Three members of organisations representing Jews from Iraq, Libya and Egypt also spoke:
Zvi Gabay, an ex-Director-General of the Israeli MFA, in answer to a question from the audience, said that Israel had done nothing over 64 years because Israeli leaders hoped that if we did not raise the question of the Jewish refugees, the Arabs would not raise or would cease to raise the issue of the Palestinian refugees.
Meir Kahlon (of the World Association of Jews from Libya) emphasised that Jews in Arab countries had also suffered from the Holocaust, and Eretz Israel had also offered salvation to them. He told the audience that his father had been in a forced labour camp in Libya. He urged Israel to act urgently to ensure that Jews from Arab countries received compensation as most at an advanced age, and each day a few more die.

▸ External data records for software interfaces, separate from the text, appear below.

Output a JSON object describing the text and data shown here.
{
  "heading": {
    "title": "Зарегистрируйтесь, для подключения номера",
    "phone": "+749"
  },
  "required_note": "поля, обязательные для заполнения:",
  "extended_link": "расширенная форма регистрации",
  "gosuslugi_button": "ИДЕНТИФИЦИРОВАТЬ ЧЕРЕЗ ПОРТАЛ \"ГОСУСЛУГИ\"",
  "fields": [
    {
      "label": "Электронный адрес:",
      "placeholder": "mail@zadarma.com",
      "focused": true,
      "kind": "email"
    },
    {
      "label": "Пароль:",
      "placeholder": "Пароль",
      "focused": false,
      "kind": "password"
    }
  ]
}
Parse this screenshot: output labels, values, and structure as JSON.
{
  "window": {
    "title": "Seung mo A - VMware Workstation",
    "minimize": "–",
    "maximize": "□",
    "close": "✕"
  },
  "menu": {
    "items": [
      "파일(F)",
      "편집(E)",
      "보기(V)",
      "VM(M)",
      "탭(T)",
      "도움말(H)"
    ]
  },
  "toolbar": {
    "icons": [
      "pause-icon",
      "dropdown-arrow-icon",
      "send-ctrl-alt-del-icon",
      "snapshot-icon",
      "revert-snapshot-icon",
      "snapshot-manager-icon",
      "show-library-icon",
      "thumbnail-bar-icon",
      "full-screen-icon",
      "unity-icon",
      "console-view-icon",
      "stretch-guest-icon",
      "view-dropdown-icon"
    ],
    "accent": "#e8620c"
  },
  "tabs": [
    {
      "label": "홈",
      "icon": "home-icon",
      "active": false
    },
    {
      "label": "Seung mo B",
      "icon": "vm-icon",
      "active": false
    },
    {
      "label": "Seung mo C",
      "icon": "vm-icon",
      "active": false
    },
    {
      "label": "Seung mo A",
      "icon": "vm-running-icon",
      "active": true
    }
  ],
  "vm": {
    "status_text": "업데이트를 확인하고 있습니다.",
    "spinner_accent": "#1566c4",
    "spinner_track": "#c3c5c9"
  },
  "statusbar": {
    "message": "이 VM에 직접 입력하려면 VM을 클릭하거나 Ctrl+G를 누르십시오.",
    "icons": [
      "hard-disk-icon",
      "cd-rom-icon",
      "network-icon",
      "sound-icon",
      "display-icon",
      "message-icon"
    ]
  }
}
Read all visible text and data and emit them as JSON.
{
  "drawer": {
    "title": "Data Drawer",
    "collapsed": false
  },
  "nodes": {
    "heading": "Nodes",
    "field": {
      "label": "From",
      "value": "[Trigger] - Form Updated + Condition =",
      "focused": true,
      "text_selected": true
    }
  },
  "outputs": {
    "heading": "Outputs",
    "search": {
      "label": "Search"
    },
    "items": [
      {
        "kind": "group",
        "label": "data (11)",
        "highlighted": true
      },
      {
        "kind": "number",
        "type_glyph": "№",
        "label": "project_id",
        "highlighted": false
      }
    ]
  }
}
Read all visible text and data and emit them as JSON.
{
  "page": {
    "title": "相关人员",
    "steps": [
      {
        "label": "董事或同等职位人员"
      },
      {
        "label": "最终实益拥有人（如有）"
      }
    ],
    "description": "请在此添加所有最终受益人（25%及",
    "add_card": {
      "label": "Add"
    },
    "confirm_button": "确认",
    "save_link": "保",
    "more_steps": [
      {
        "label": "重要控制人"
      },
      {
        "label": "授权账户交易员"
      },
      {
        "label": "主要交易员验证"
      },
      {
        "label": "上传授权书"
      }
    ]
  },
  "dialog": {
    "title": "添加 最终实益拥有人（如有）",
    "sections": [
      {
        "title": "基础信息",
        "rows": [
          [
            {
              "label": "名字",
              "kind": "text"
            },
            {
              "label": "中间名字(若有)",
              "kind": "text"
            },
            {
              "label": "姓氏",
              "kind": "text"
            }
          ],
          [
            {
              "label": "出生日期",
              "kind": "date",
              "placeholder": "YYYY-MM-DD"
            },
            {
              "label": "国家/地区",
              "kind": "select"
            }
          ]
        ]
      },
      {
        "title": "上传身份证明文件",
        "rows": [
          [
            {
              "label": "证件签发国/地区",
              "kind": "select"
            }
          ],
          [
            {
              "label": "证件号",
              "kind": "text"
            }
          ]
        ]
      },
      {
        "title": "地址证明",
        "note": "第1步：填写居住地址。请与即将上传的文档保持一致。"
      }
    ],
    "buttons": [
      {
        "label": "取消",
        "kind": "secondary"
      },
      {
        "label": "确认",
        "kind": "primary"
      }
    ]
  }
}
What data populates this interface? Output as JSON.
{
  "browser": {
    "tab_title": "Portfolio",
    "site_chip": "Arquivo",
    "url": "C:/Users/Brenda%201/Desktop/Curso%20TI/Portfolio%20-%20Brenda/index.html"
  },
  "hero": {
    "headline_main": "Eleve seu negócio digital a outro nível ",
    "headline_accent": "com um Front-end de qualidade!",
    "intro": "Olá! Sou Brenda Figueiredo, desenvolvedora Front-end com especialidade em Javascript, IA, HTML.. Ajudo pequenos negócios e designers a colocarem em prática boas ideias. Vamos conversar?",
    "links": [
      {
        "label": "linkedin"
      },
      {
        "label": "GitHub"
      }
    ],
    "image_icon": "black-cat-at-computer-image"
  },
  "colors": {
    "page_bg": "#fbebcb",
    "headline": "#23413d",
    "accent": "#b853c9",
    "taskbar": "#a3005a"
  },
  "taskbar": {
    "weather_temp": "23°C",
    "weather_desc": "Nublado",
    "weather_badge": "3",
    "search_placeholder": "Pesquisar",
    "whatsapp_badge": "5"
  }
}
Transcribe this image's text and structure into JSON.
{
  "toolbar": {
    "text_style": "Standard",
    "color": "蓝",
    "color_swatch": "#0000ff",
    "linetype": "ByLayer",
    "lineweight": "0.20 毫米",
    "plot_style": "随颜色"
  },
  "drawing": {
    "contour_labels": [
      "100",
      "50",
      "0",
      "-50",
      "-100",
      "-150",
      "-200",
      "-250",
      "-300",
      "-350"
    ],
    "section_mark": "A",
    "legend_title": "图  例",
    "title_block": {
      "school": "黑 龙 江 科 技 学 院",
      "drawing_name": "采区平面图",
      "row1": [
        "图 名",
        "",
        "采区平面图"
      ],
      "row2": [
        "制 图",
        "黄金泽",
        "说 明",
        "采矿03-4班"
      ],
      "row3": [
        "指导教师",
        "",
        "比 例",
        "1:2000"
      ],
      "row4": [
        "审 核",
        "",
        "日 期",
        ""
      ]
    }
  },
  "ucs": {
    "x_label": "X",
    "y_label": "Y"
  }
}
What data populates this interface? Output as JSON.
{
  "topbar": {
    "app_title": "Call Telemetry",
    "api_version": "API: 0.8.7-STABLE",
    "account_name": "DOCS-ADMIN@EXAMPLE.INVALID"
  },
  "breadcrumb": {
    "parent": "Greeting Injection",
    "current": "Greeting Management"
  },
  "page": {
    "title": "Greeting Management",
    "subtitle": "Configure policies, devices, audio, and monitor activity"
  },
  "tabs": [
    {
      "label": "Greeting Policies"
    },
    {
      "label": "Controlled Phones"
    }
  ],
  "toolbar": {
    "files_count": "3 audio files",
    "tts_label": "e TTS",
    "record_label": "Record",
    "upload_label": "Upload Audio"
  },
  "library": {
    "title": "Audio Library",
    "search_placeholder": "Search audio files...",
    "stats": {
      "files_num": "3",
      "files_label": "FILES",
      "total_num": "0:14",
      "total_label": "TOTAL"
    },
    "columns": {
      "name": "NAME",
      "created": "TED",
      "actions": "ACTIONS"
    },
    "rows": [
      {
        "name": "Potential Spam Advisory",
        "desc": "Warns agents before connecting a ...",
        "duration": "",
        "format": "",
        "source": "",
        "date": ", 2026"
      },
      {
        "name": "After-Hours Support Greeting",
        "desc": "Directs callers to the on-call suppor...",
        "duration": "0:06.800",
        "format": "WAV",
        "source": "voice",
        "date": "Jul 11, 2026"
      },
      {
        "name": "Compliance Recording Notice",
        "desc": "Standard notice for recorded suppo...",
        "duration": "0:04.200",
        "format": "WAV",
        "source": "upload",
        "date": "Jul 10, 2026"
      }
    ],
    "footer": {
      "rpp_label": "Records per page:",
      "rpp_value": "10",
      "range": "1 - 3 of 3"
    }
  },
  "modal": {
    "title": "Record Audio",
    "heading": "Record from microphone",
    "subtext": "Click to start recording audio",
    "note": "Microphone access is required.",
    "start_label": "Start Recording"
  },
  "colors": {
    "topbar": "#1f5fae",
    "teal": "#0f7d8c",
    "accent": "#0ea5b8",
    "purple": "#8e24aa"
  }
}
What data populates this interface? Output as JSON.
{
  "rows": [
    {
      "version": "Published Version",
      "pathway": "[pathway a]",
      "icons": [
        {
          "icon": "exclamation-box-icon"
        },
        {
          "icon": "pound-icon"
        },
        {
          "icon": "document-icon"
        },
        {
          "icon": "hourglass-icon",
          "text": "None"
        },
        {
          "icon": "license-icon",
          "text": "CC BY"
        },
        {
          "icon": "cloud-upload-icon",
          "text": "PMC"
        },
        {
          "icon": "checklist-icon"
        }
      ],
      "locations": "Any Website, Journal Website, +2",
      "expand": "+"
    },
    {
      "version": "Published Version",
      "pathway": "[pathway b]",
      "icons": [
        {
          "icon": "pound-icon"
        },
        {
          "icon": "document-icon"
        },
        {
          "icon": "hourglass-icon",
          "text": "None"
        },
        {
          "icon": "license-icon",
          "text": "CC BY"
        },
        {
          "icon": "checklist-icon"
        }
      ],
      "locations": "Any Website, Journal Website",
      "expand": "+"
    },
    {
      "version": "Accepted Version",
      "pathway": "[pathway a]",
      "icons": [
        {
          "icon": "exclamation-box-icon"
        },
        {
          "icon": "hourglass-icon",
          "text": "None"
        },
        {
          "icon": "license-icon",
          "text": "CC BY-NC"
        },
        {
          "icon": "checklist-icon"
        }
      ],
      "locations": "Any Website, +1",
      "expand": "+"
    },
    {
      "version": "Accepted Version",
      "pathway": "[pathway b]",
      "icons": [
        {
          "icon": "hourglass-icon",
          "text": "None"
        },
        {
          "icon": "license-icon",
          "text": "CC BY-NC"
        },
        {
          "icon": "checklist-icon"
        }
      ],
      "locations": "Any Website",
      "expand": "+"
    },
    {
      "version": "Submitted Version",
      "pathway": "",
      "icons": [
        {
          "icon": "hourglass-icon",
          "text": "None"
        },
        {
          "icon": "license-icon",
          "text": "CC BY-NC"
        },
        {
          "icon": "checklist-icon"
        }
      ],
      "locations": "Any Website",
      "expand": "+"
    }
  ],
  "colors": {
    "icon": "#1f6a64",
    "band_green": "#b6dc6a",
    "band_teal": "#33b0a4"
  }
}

Levana Zamir (of the Association of Jews from Egypt in Israel) said with some emotion that the the assets belonging to Jews from Egypt are being run by the ex-doorman/caretaker of the Eliyahu Hanavi synagogue. She expressly asked Danny Ayalon to demand from the UN that an international organisation of Jews from Arab countries be permitted to supervise Jewish affairs in each country. She brandished her father's 40-year-old compensation claim form, which she found in a drawer with her name on it. She understood that it was her father's wish that she should carry on the fight. If she stood before this audience, it was as if he were there himself.